While math certainly has a place in business activities, you don’t have to love advanced mathematics to make a good business professional. Generally, the math coursework required to attain a business degree is on the simpler side, though it is college-level. Much of the math-related courses in an undergraduate business degree program has more in common with basic arithmetic and working with decimals and percentages than with advanced mathematical theories.
Required Math Courses in Undergraduate Business Programs
To earn your business degree, you need to take more than business classes. Your college or university will include its own set of requirements drawn from all fields of study. These general education courses apply to students in all majors, and they usually include one or two math classes, even if your major does not require math coursework. Many undergraduate business programs require a course in business calculus or the introductory course Calculus I. A business statistics class can be valuable in teaching analytical and quantitative skills to prospective business and finance professionals.

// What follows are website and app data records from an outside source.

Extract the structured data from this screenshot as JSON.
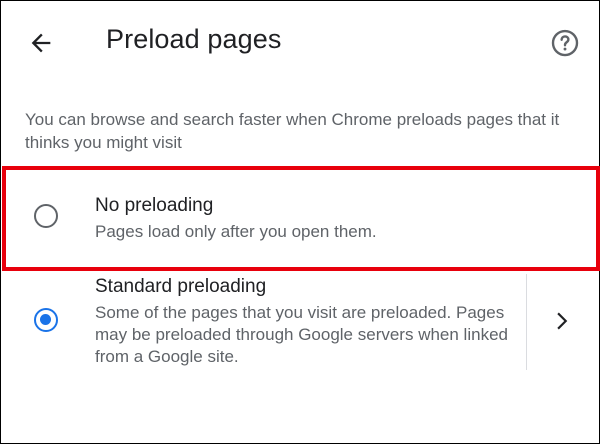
{
  "app_bar": {
    "back_icon": "arrow-back-icon",
    "title": "Preload pages",
    "help_icon": "help-circle-icon"
  },
  "description": "You can browse and search faster when Chrome preloads pages that it thinks you might visit",
  "options": [
    {
      "id": "no_preloading",
      "title": "No preloading",
      "subtitle": "Pages load only after you open them.",
      "selected": false,
      "highlighted": true
    },
    {
      "id": "standard_preloading",
      "title": "Standard preloading",
      "subtitle": "Some of the pages that you visit are preloaded. Pages may be preloaded through Google servers when linked from a Google site.",
      "selected": true,
      "details_icon": "chevron-right-icon"
    }
  ],
  "colors": {
    "accent": "#1a73e8",
    "highlight_border": "#e8000c",
    "primary_text": "#202124",
    "secondary_text": "#5f6368",
    "divider": "#dadce0"
  }
}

While math skills do matter, they are far from the most important skills for business administration students. Your ability to analyze numbers and interpret quantitative data to make sound business decisions is the key math skill you need to succeed in the business world.
Economics, which business students typically study at both the micro and macro levels, can include a mathematical component.
The Most Math-Intensive Business Specializations
Certain business majors and specializations will require more math than others. If you choose a general business program of study, you may need no further math coursework beyond meeting your general education requirements. On the other hand, business disciplines like finance and accounting are what The Washington Post refers to as “math-focused” business majors. The coursework in these programs involves more in-depth quantitative analysis and manipulation of numbers. For students who find that they enjoy the math side of business more than they expected, some colleges and universities offer an interdisciplinary mathematical business major that combines the two fields of study.
Accounting is the study of financial reporting. Generally, students of accounting use basic mathematical functions, such as addition, subtraction and multiplication, to complete this work. High-level mathematical equations are typically not required, and much of the math that accountants do involve a calculator, spreadsheet or accounting computer software program. In fact, many of the most in-demand accounting skills have little to do with your math knowledge. However, the accounting field does draw from mathematical models to some degree, so it is still important to work hard in the math courses you do take as part of an accounting curriculum.
Finance students, too, spend more time working with numbers. Additional coursework in business analytics and higher-level statistics and calculus coursework may be part of the curriculum. Finance courses such as asset management involve quantitative techniques for managing data. To pass these courses, you may need familiarity with matrix algebra, linear regressions and the concepts and practices of intermediate calculus.
While math-focused business majors have rigorous curricula than their peers in general business, there are benefits of these math-heavy programs, including higher wages and lower rates of unemployment and underemployment, The Washington Post reported.
Math Requirements at the Graduate Level
Do you plan to go to graduate school at some point during your business career? If so, then it is important to factor into your undergraduate course selection the math skills you would need to earn your Master of Business Administration (MBA) degree.
The math coursework in an MBA program typically includes accounting, quantitative methods, business economics and financial markets. These graduate-level programs might sound quite technical, but remember, the purpose of attaining your MBA is to be able to use this information in the business world. Even the math-heavy coursework of an MBA degree focuses on practical applications, like analyzing data for the purpose of informing your business decisions, rather than on abstract theory. As with undergraduate business programs, a specialization that is more quantitative in nature, like accounting or finance, will test your math skills more than a major in leadership or human resources.
Of course, the first step to earning your MBA is getting accepted into a graduate business program. Your math skills must be strong enough to perform well on the GMAT or GRE graduate exams, since many MBA programs consider this score as part of your application.